Edgartown will consider making it mandatory for hundreds of residents in the watershed of the Edgartown Great Pond to hook up to a new town sewer line, following recommendations of a study into pollution of the pond.
The final report of the Massachusetts Estuaries Project (MEP), released this week, finds that most of the 890-acre pond is moderately or significantly impaired by high levels of nitrogen, which poses a threat to eelgrass, shellfish and fish.
The most effective way to reduce nitrogen to acceptable levels, the report says, is to cut by 30 per cent the amount entering the watershed in wastewater, mostly coming from septic systems.
That change does not come cheap. This week at a special town meeting voters approved spending $70,000 for the design and permitting of connecting 149 lots in the Island Grove subdivision to the town wastewater treatment plant.
The town will come back in time for the April annual town meeting with projected costs, expected to run somewhere between $800,000 and $850,000, according to wastewater superintendent Joe Alosso.
Island Grove residents would meet their share of the cost through a betterment fee of $200 to $300 a year for 20 years. Plus they would pay about $10,000 to tie into the sewer line, Mr. Alosso said.
There were concerns expressed at town meeting: about the cost in these straitened times without tax increases, about the public-private funding of the plan, about whether this would set a precedent for other areas, about whether everyone who could tie in, would tie in.

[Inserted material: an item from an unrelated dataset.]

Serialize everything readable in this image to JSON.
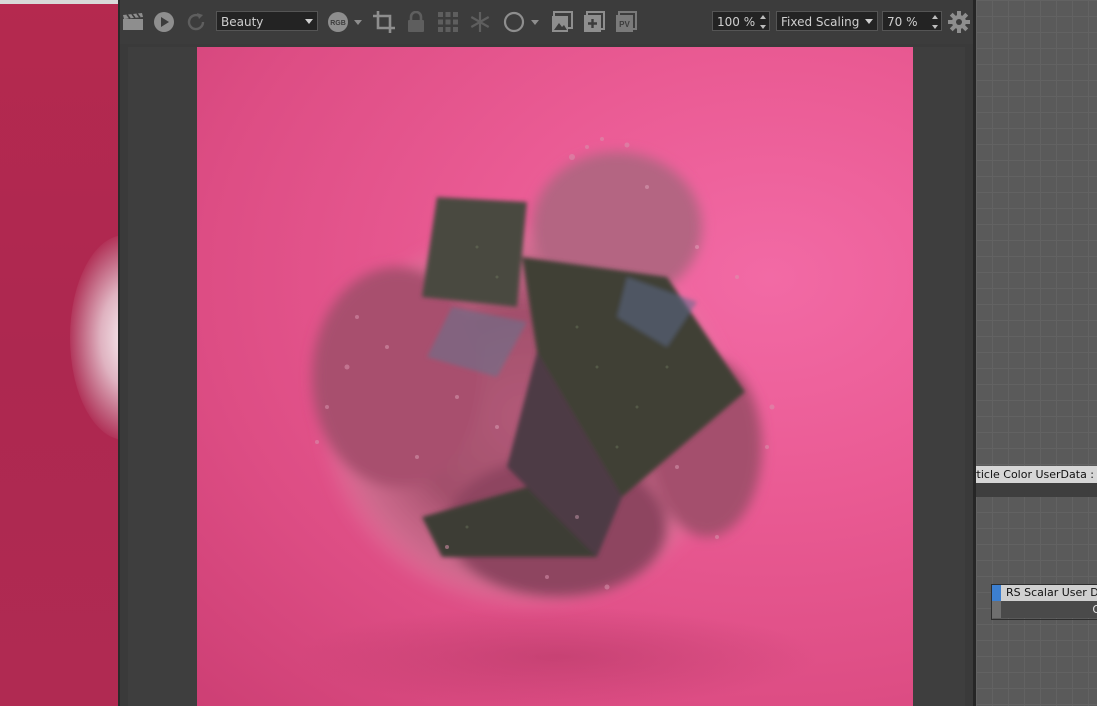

Mr. Alosso said the town was meeting half the cost because everyone would benefit. He said the circumstances were unique.
As for whether people would opt to spend the many thousands of dollars to tie in, Mr. Alosso said a survey of Island Grove residents, taken in the summer of 2007, showed 80 per cent wanted the sewer and wanted to tie in.
Even so, he said, town officials had to begin talking about making it mandatory to tie in.
“You need a pretty solid reason to do that,” he said, “but I think this report [the final estuaries report] provides that.”
Edgartown health agent Matt Poole said he believed the board of health was prepared to make the tie-in mandatory. “Given that it is recommended by the MEP that sewering is the best way to improve the pond,” he said.
He too said he expected a regulation to be ready before the April town meeting.
The need for action to lower nitrogen levels in the pond is clearly set out in the estuaries report. Septic systems release about 5.5 tons of nitrogen into the watershed each year, which eventually enters the pond, the report found. Prepared by marine scientists at the University of Massachusetts at Dartmouth, the estuaries study is based on an intensive sampling program and later work using sophisticated computer modeling to precisely track the source of pollutants. The study involves coastal ponds and embayments in all of southeastern Massachusetts, including many other Vineyard ponds. The Edgartown Great Pond is the first Island pond to have a completed estuaries report. A draft report was obtained by the Gazette and published on its Web site late last year; the final version is virtually unchanged from the draft.
Nitrogen works as a plant fertilizer. Thus when nitrogen levels increase, so does aquatic plant life, particularly algae.
At night, when these plants take oxygen from the water and release carbon dioxide, oxygen levels in deeper water can fall below those needed to sustain animal life, like fish and shellfish.
“The fish can swim away, the shellfish die out,” the report says.
And when the plants die, they sink to the bottom and decay, also reducing oxygen. And as organic matter piles up, the bottom will no longer support shellfish.
Monitoring of the pond over a 45-day period after a breach found it contained too much organic matter, “with algae exceeding desirable levels about half the time.”
The excess plant matter also damaged eelgrass beds by growing on the eelgrass and robbing it of light. Eelgrass had come close to disappearing from the pond several times in the past 10 years.
Overall, the pond habitat was found to be moderately to significantly impaired throughout. Returning the pond to acceptable health would mean not only cutting by about 30 per cent of the nitrogen coming from wastewater, but also more frequent openings of the pond to the sea, and regular excavating of matter from pond inlets.
And this radical action is required, the report says, just to meet present conditions.
The report notes that if all the remaining buildable land in the watershed area was built on, nitrogen loading would go up a potential 62 per cent.
A meeting is scheduled to discuss the report with its authors on Monday at 4 p.m. at the Dr. Daniel Fisher house in Edgartown.
Gazette reporter Sam Bungey contributed to this story.